● INSTRUCTIONS TO FOLLOW: Every entry below should be copied exactly, minus the pictures.

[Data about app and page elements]
—————

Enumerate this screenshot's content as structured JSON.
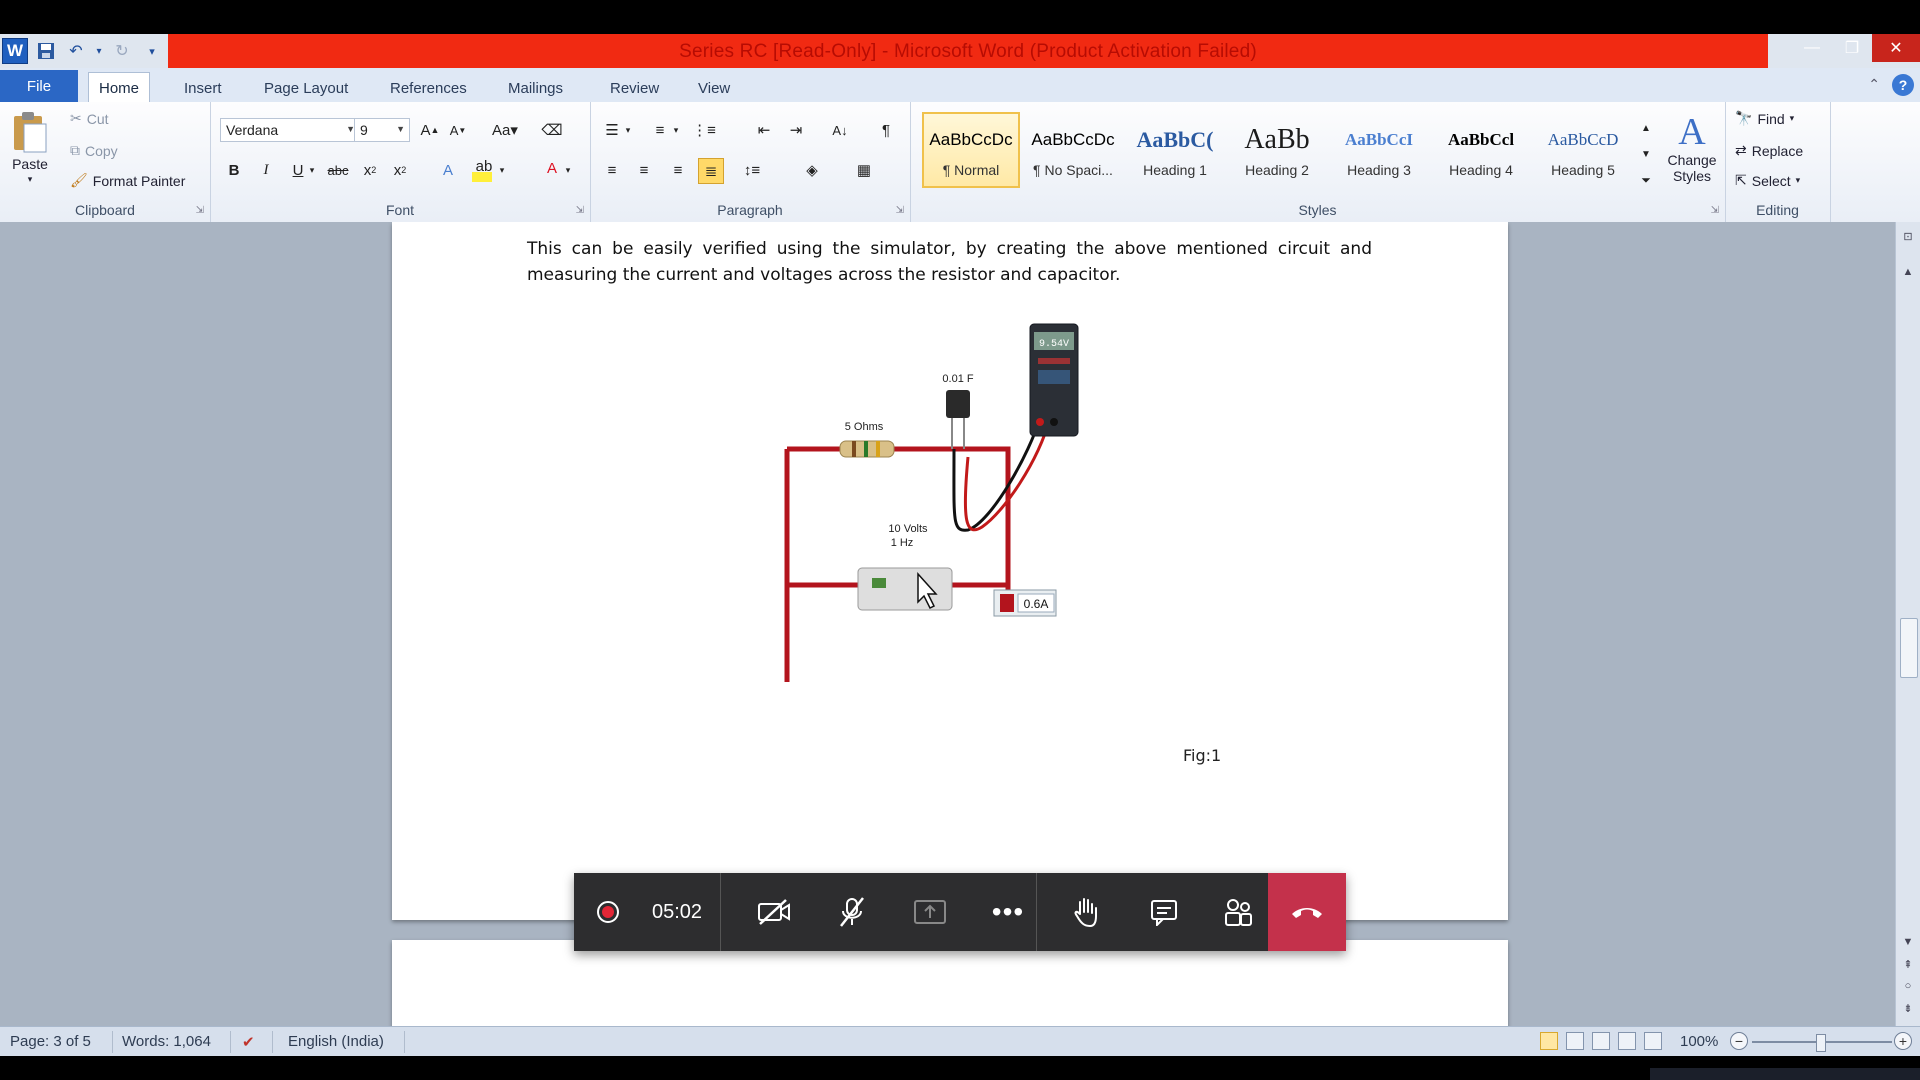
{
  "window": {
    "title": "Series RC [Read-Only] - Microsoft Word (Product Activation Failed)"
  },
  "tabs": [
    "File",
    "Home",
    "Insert",
    "Page Layout",
    "References",
    "Mailings",
    "Review",
    "View"
  ],
  "clipboard": {
    "paste": "Paste",
    "cut": "Cut",
    "copy": "Copy",
    "format_painter": "Format Painter",
    "label": "Clipboard"
  },
  "font": {
    "name": "Verdana",
    "size": "9",
    "label": "Font"
  },
  "paragraph": {
    "label": "Paragraph"
  },
  "styles": {
    "label": "Styles",
    "items": [
      {
        "preview": "AaBbCcDc",
        "name": "¶ Normal"
      },
      {
        "preview": "AaBbCcDc",
        "name": "¶ No Spaci..."
      },
      {
        "preview": "AaBbC(",
        "name": "Heading 1"
      },
      {
        "preview": "AaBb",
        "name": "Heading 2"
      },
      {
        "preview": "AaBbCcI",
        "name": "Heading 3"
      },
      {
        "preview": "AaBbCcl",
        "name": "Heading 4"
      },
      {
        "preview": "AaBbCcD",
        "name": "Heading 5"
      }
    ],
    "change_styles": "Change Styles"
  },
  "editing": {
    "find": "Find",
    "replace": "Replace",
    "select": "Select",
    "label": "Editing"
  },
  "document": {
    "paragraph": "This can be easily verified using the simulator, by creating the above mentioned circuit and measuring the current and voltages across the resistor and capacitor.",
    "figure_caption": "Fig:1",
    "circuit": {
      "capacitor_label": "0.01 F",
      "resistor_label": "5 Ohms",
      "source_label_1": "10 Volts",
      "source_label_2": "1 Hz",
      "voltmeter_reading": "9.54V",
      "ammeter_reading": "0.6A"
    }
  },
  "meeting": {
    "timer": "05:02"
  },
  "status": {
    "page": "Page: 3 of 5",
    "words": "Words: 1,064",
    "language": "English (India)",
    "zoom": "100%"
  },
  "colors": {
    "title_bar_red": "#f12a12",
    "file_tab": "#2b67c5",
    "hangup": "#c4314b"
  }
}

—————

● ANSWER BELOW:
Enumerate this screenshot's content as structured JSON.
{
  "window": {
    "title": "Series RC [Read-Only] - Microsoft Word (Product Activation Failed)"
  },
  "tabs": [
    "File",
    "Home",
    "Insert",
    "Page Layout",
    "References",
    "Mailings",
    "Review",
    "View"
  ],
  "clipboard": {
    "paste": "Paste",
    "cut": "Cut",
    "copy": "Copy",
    "format_painter": "Format Painter",
    "label": "Clipboard"
  },
  "font": {
    "name": "Verdana",
    "size": "9",
    "label": "Font"
  },
  "paragraph": {
    "label": "Paragraph"
  },
  "styles": {
    "label": "Styles",
    "items": [
      {
        "preview": "AaBbCcDc",
        "name": "¶ Normal"
      },
      {
        "preview": "AaBbCcDc",
        "name": "¶ No Spaci..."
      },
      {
        "preview": "AaBbC(",
        "name": "Heading 1"
      },
      {
        "preview": "AaBb",
        "name": "Heading 2"
      },
      {
        "preview": "AaBbCcI",
        "name": "Heading 3"
      },
      {
        "preview": "AaBbCcl",
        "name": "Heading 4"
      },
      {
        "preview": "AaBbCcD",
        "name": "Heading 5"
      }
    ],
    "change_styles": "Change Styles"
  },
  "editing": {
    "find": "Find",
    "replace": "Replace",
    "select": "Select",
    "label": "Editing"
  },
  "document": {
    "paragraph": "This can be easily verified using the simulator, by creating the above mentioned circuit and measuring the current and voltages across the resistor and capacitor.",
    "figure_caption": "Fig:1",
    "circuit": {
      "capacitor_label": "0.01 F",
      "resistor_label": "5 Ohms",
      "source_label_1": "10 Volts",
      "source_label_2": "1 Hz",
      "voltmeter_reading": "9.54V",
      "ammeter_reading": "0.6A"
    }
  },
  "meeting": {
    "timer": "05:02"
  },
  "status": {
    "page": "Page: 3 of 5",
    "words": "Words: 1,064",
    "language": "English (India)",
    "zoom": "100%"
  },
  "colors": {
    "title_bar_red": "#f12a12",
    "file_tab": "#2b67c5",
    "hangup": "#c4314b"
  }
}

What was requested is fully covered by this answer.